*MATERIAL FOR THIS TASK:*
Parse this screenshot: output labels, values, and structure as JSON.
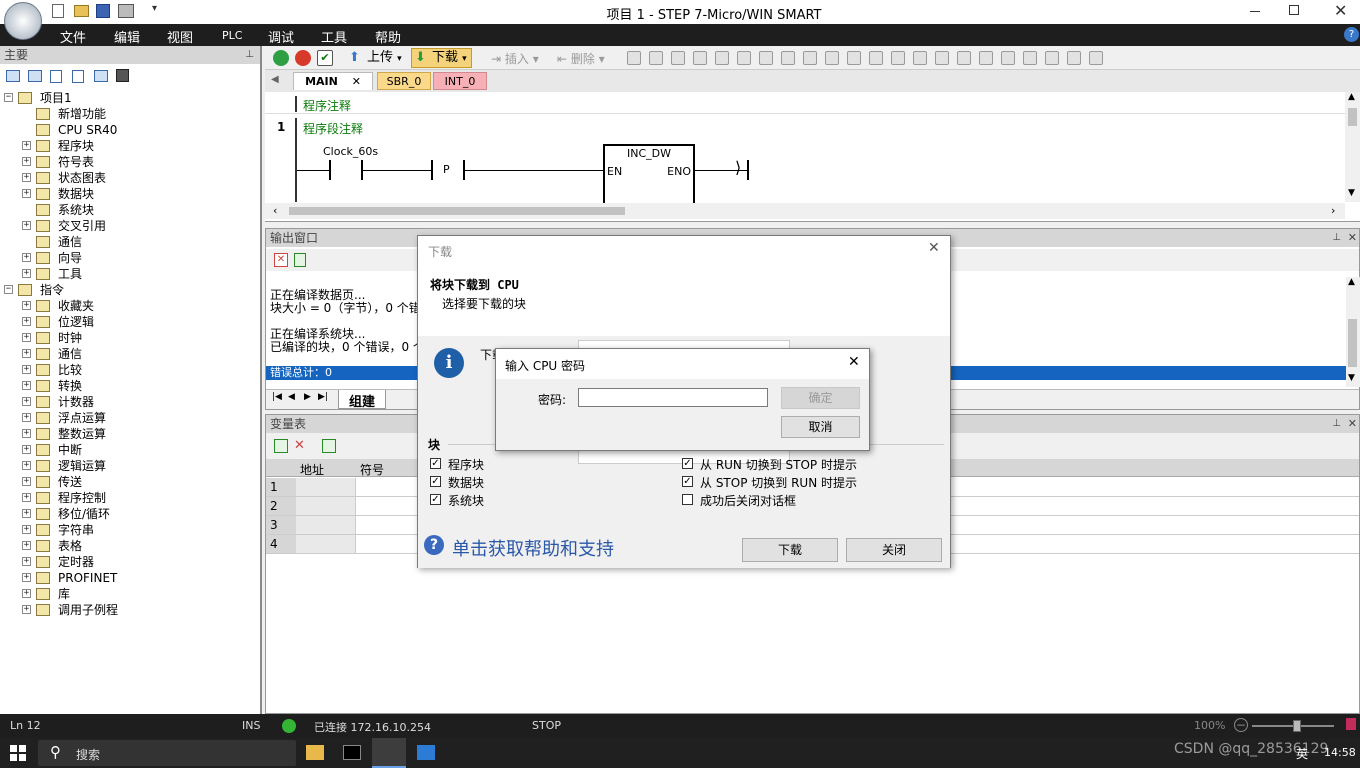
{
  "window": {
    "title": "项目 1 - STEP 7-Micro/WIN SMART"
  },
  "menu": [
    "文件",
    "编辑",
    "视图",
    "PLC",
    "调试",
    "工具",
    "帮助"
  ],
  "left_panel": {
    "header": "主要",
    "tree": [
      {
        "label": "项目1",
        "indent": 0,
        "expander": "−"
      },
      {
        "label": "新增功能",
        "indent": 1,
        "expander": ""
      },
      {
        "label": "CPU SR40",
        "indent": 1,
        "expander": ""
      },
      {
        "label": "程序块",
        "indent": 1,
        "expander": "+"
      },
      {
        "label": "符号表",
        "indent": 1,
        "expander": "+"
      },
      {
        "label": "状态图表",
        "indent": 1,
        "expander": "+"
      },
      {
        "label": "数据块",
        "indent": 1,
        "expander": "+"
      },
      {
        "label": "系统块",
        "indent": 1,
        "expander": ""
      },
      {
        "label": "交叉引用",
        "indent": 1,
        "expander": "+"
      },
      {
        "label": "通信",
        "indent": 1,
        "expander": ""
      },
      {
        "label": "向导",
        "indent": 1,
        "expander": "+"
      },
      {
        "label": "工具",
        "indent": 1,
        "expander": "+"
      },
      {
        "label": "指令",
        "indent": 0,
        "expander": "−"
      },
      {
        "label": "收藏夹",
        "indent": 1,
        "expander": "+"
      },
      {
        "label": "位逻辑",
        "indent": 1,
        "expander": "+"
      },
      {
        "label": "时钟",
        "indent": 1,
        "expander": "+"
      },
      {
        "label": "通信",
        "indent": 1,
        "expander": "+"
      },
      {
        "label": "比较",
        "indent": 1,
        "expander": "+"
      },
      {
        "label": "转换",
        "indent": 1,
        "expander": "+"
      },
      {
        "label": "计数器",
        "indent": 1,
        "expander": "+"
      },
      {
        "label": "浮点运算",
        "indent": 1,
        "expander": "+"
      },
      {
        "label": "整数运算",
        "indent": 1,
        "expander": "+"
      },
      {
        "label": "中断",
        "indent": 1,
        "expander": "+"
      },
      {
        "label": "逻辑运算",
        "indent": 1,
        "expander": "+"
      },
      {
        "label": "传送",
        "indent": 1,
        "expander": "+"
      },
      {
        "label": "程序控制",
        "indent": 1,
        "expander": "+"
      },
      {
        "label": "移位/循环",
        "indent": 1,
        "expander": "+"
      },
      {
        "label": "字符串",
        "indent": 1,
        "expander": "+"
      },
      {
        "label": "表格",
        "indent": 1,
        "expander": "+"
      },
      {
        "label": "定时器",
        "indent": 1,
        "expander": "+"
      },
      {
        "label": "PROFINET",
        "indent": 1,
        "expander": "+"
      },
      {
        "label": "库",
        "indent": 1,
        "expander": "+"
      },
      {
        "label": "调用子例程",
        "indent": 1,
        "expander": "+"
      }
    ]
  },
  "toolbar": {
    "upload_label": "上传",
    "download_label": "下载",
    "insert_label": "插入",
    "delete_label": "删除"
  },
  "editor": {
    "tabs": [
      "MAIN",
      "SBR_0",
      "INT_0"
    ],
    "program_comment": "程序注释",
    "network_number": "1",
    "network_comment": "程序段注释",
    "contact_label": "Clock_60s",
    "p_label": "P",
    "box_title": "INC_DW",
    "box_en": "EN",
    "box_eno": "ENO"
  },
  "output_window": {
    "title": "输出窗口",
    "lines": [
      "正在编译数据页...",
      "块大小 = 0（字节），0 个错",
      "",
      "正在编译系统块...",
      "已编译的块，0 个错误，0 个"
    ],
    "error_total": "错误总计：0",
    "tab": "组建"
  },
  "var_table": {
    "title": "变量表",
    "headers": [
      "地址",
      "符号"
    ],
    "rows": [
      "1",
      "2",
      "3",
      "4"
    ]
  },
  "download_dialog": {
    "title": "下载",
    "heading": "将块下载到 CPU",
    "subheading": "选择要下载的块",
    "hidden_label": "下载",
    "blocks_header": "块",
    "blocks": [
      {
        "label": "程序块",
        "checked": true
      },
      {
        "label": "数据块",
        "checked": true
      },
      {
        "label": "系统块",
        "checked": true
      }
    ],
    "options": [
      {
        "label": "从 RUN 切换到 STOP 时提示",
        "checked": true
      },
      {
        "label": "从 STOP 切换到 RUN 时提示",
        "checked": true
      },
      {
        "label": "成功后关闭对话框",
        "checked": false
      }
    ],
    "help_link": "单击获取帮助和支持",
    "download_button": "下载",
    "close_button": "关闭"
  },
  "password_dialog": {
    "title": "输入 CPU 密码",
    "password_label": "密码:",
    "password_value": "",
    "ok_button": "确定",
    "cancel_button": "取消"
  },
  "status_bar": {
    "line": "Ln 12",
    "ins": "INS",
    "connection": "已连接 172.16.10.254",
    "mode": "STOP",
    "zoom": "100%"
  },
  "taskbar": {
    "search": "搜索",
    "watermark": "CSDN @qq_28536129",
    "time": "14:58",
    "ime": "英"
  }
}
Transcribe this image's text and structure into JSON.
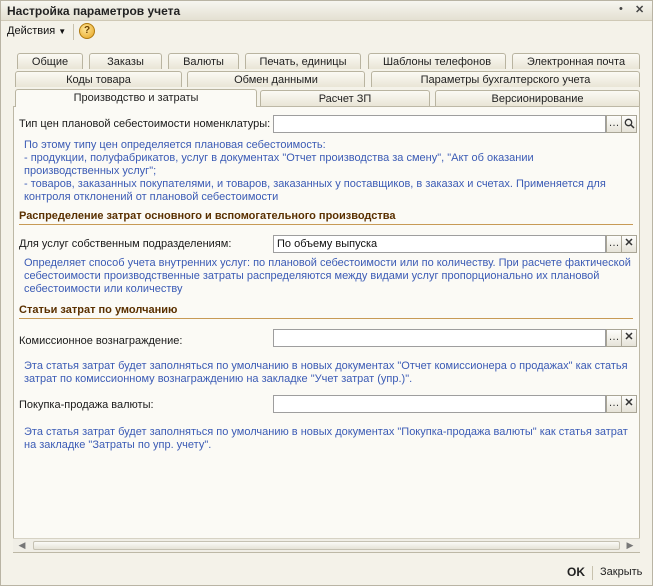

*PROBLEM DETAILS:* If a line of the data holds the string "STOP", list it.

*EXERCISE OUTPUT:*
        "label": "从 RUN 切换到 STOP 时提示",
        "label": "从 STOP 切换到 RUN 时提示",
    "mode": "STOP",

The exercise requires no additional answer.